hjh

// special case assuming all oscillators
// are mul'ed and add'ed by the same amount
~linMapRange = { |oscMatrix, vector, oscMul, oscAdd|
	var vectorMul = vector * oscMul;
	var offset = vector.sum * oscAdd;
	(oscMatrix.flop * vectorMul).flop.collect(_.sum) + offset
};

(
n = 40;

x = { 
	Saw.ar(
		~linMapRange.(
			SinOsc.ar({ { rand(50.0) } ! n } ! n), 
			{ rand(5.0) } ! n,
			0.5, 1.0
		),
		0.1
	)
}.play
)

The original has 4296 ugens; this variant has 3366. But tbh, the Saws and SinOscs are responsible for most of the CPU usage.

Derivation:

~linMap.([[a * 0.5 + 1, b * 0.5 + 1], [c * 0.5 + 1, d * 0.5 + 1]], [e, f])

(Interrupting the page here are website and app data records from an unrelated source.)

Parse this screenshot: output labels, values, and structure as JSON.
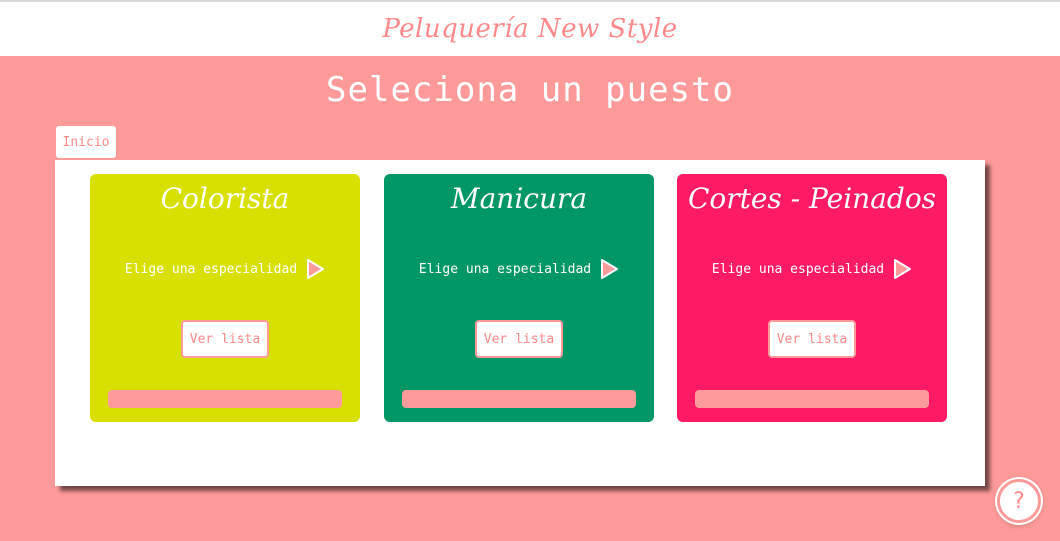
{
  "header": {
    "brand": "Peluquería New Style"
  },
  "page": {
    "title": "Seleciona un puesto"
  },
  "breadcrumb": {
    "home_label": "Inicio"
  },
  "colors": {
    "background": "#ff9a9a",
    "accent": "#ff8a8a",
    "colorista": "#d7e000",
    "manicura": "#009665",
    "cortes": "#ff1a66"
  },
  "cards": [
    {
      "title": "Colorista",
      "specialty_label": "Elige una especialidad",
      "button_label": "Ver lista",
      "icon": "play-icon"
    },
    {
      "title": "Manicura",
      "specialty_label": "Elige una especialidad",
      "button_label": "Ver lista",
      "icon": "play-icon"
    },
    {
      "title": "Cortes - Peinados",
      "specialty_label": "Elige una especialidad",
      "button_label": "Ver lista",
      "icon": "play-icon"
    }
  ],
  "help": {
    "label": "?"
  }
}
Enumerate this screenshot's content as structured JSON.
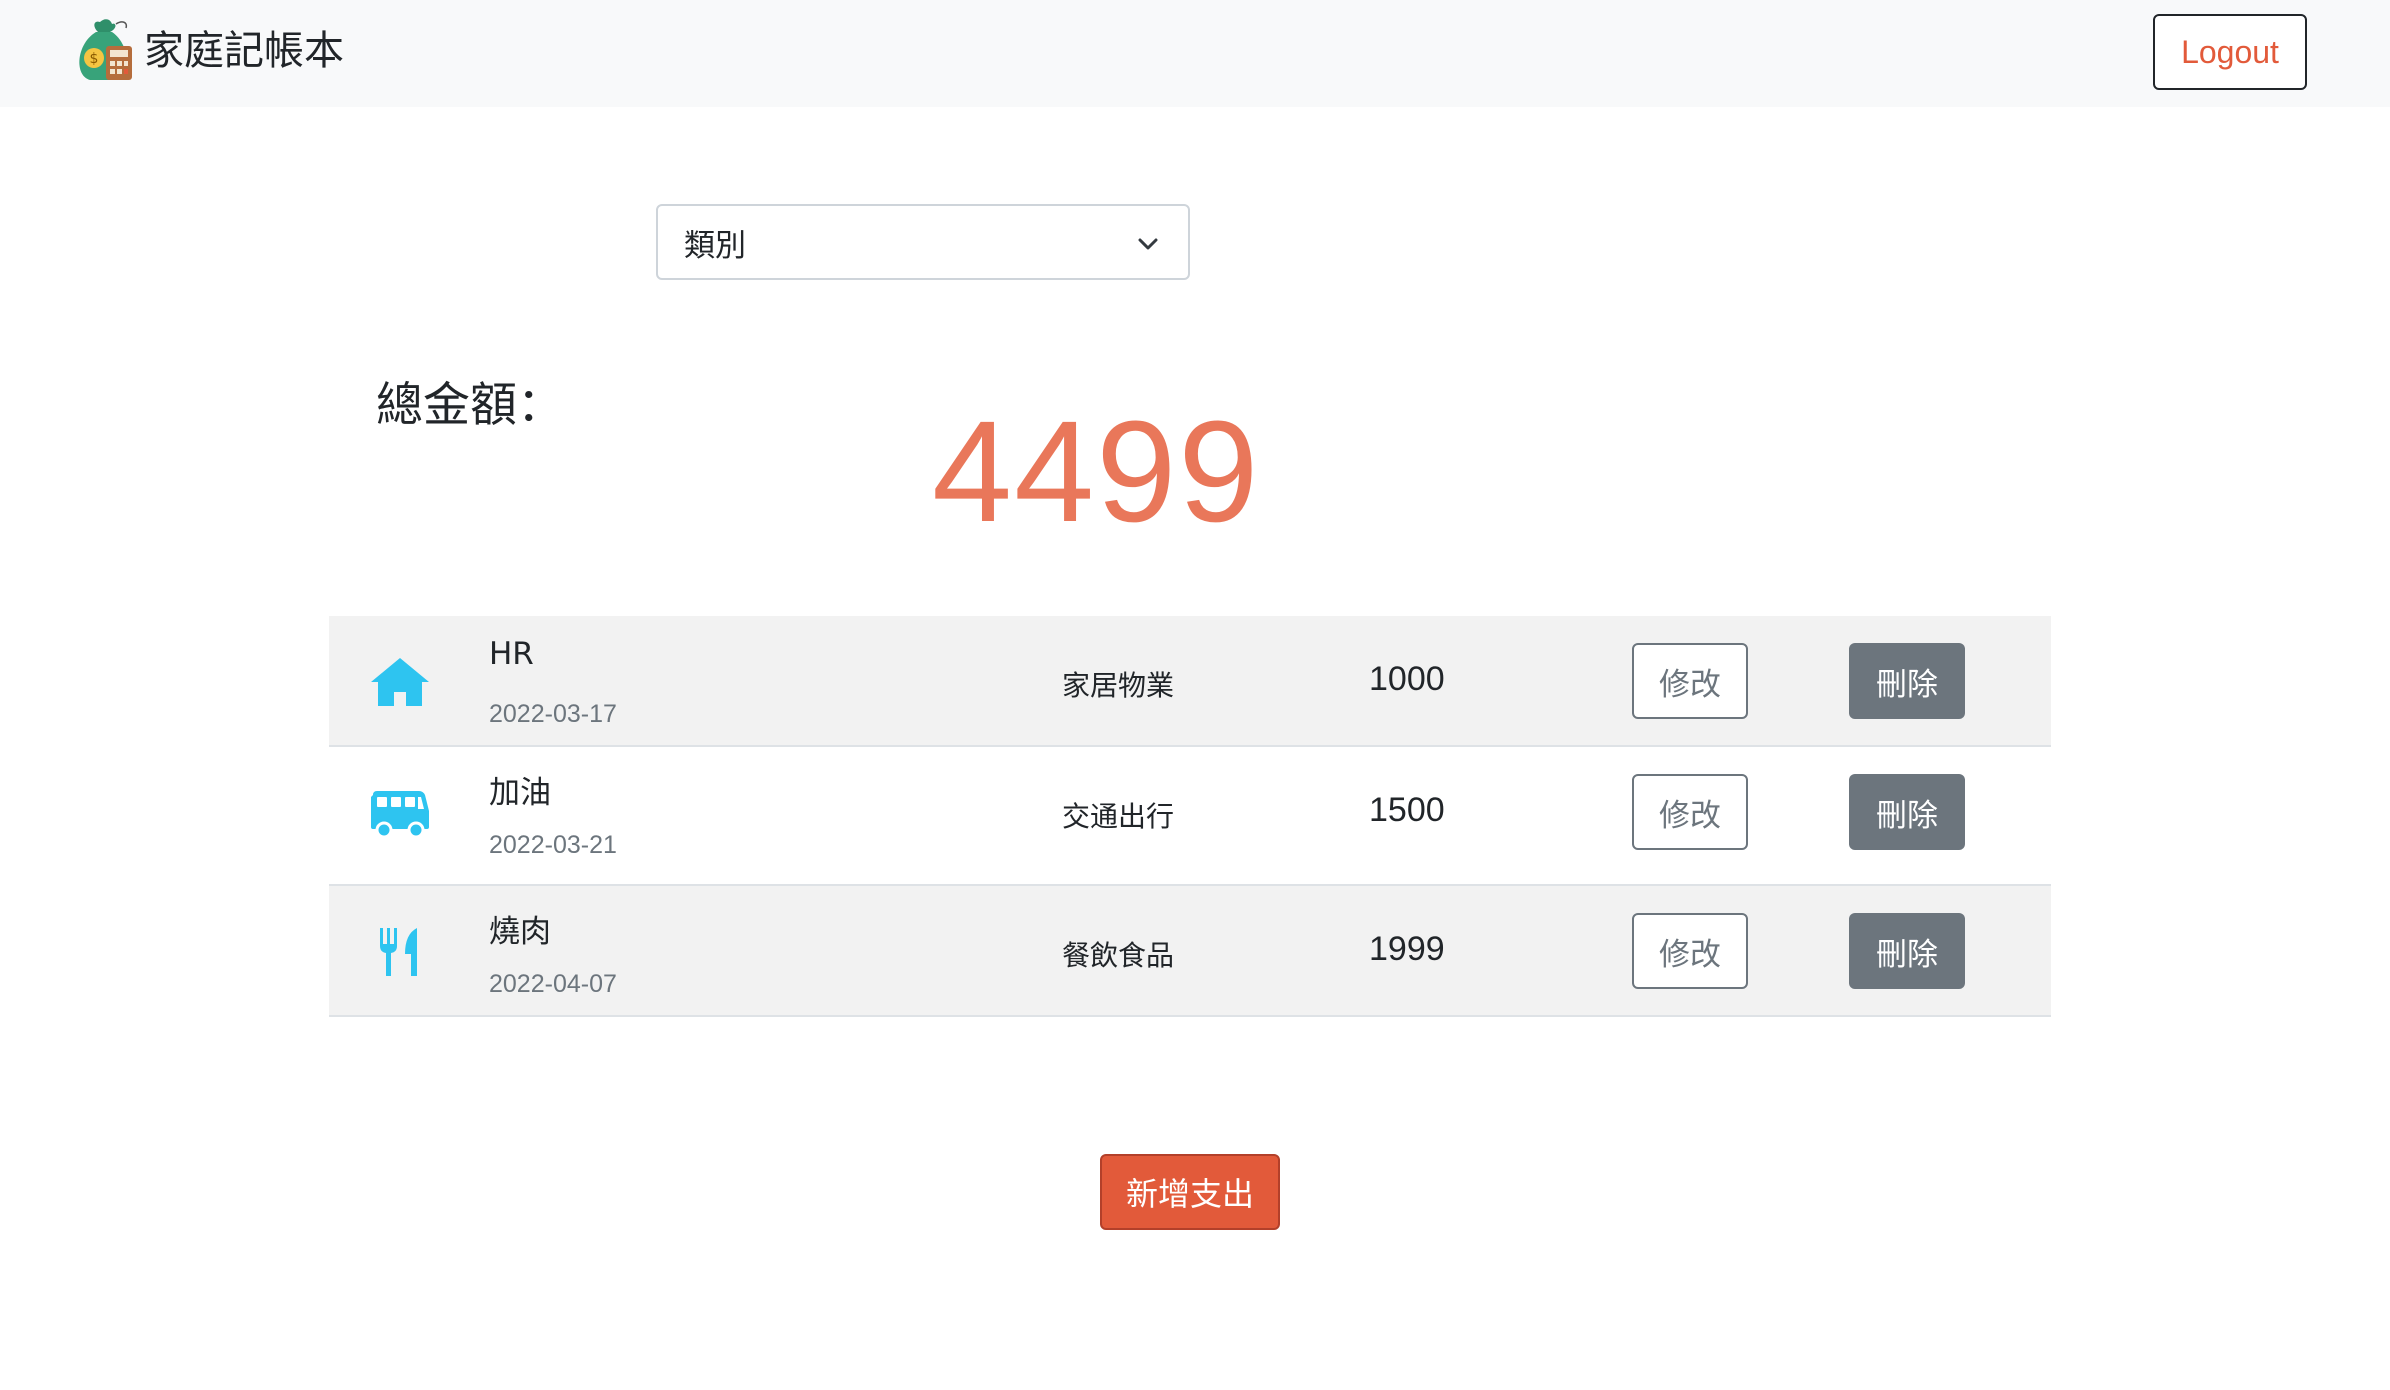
{
  "app": {
    "title": "家庭記帳本",
    "logout_label": "Logout"
  },
  "filter": {
    "selected": "類別"
  },
  "summary": {
    "label": "總金額：",
    "total": "4499"
  },
  "expenses": [
    {
      "icon": "home-icon",
      "name": "HR",
      "date": "2022-03-17",
      "category": "家居物業",
      "amount": "1000",
      "edit_label": "修改",
      "delete_label": "刪除"
    },
    {
      "icon": "van-icon",
      "name": "加油",
      "date": "2022-03-21",
      "category": "交通出行",
      "amount": "1500",
      "edit_label": "修改",
      "delete_label": "刪除"
    },
    {
      "icon": "utensils-icon",
      "name": "燒肉",
      "date": "2022-04-07",
      "category": "餐飲食品",
      "amount": "1999",
      "edit_label": "修改",
      "delete_label": "刪除"
    }
  ],
  "actions": {
    "add_label": "新增支出"
  },
  "colors": {
    "accent": "#e25a3a",
    "total": "#e9775a",
    "icon": "#2ec4f0",
    "secondary": "#6c757d"
  }
}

[(a * 0.5 + 1)e + (b * 0.5 + 1)f, (c * 0.5 + 1)e + (d * 0.5 + 1)f]

[ae * 0.5 + e, bf * 0.5 + f, ce * 0.5 + e, df * 0.5 + f]

let g = e * 0.5  // mul factor from 'range'
let h = f * 0.5

let i = e * 1  // add term from 'range'
let j = f * 1

[ag + i + bh + j, cg + i + dh + j]
[ag + bh + i + j, cg + dh + i + j]

let k = i + j
[ag + bf + k, cg + df + k]

hjh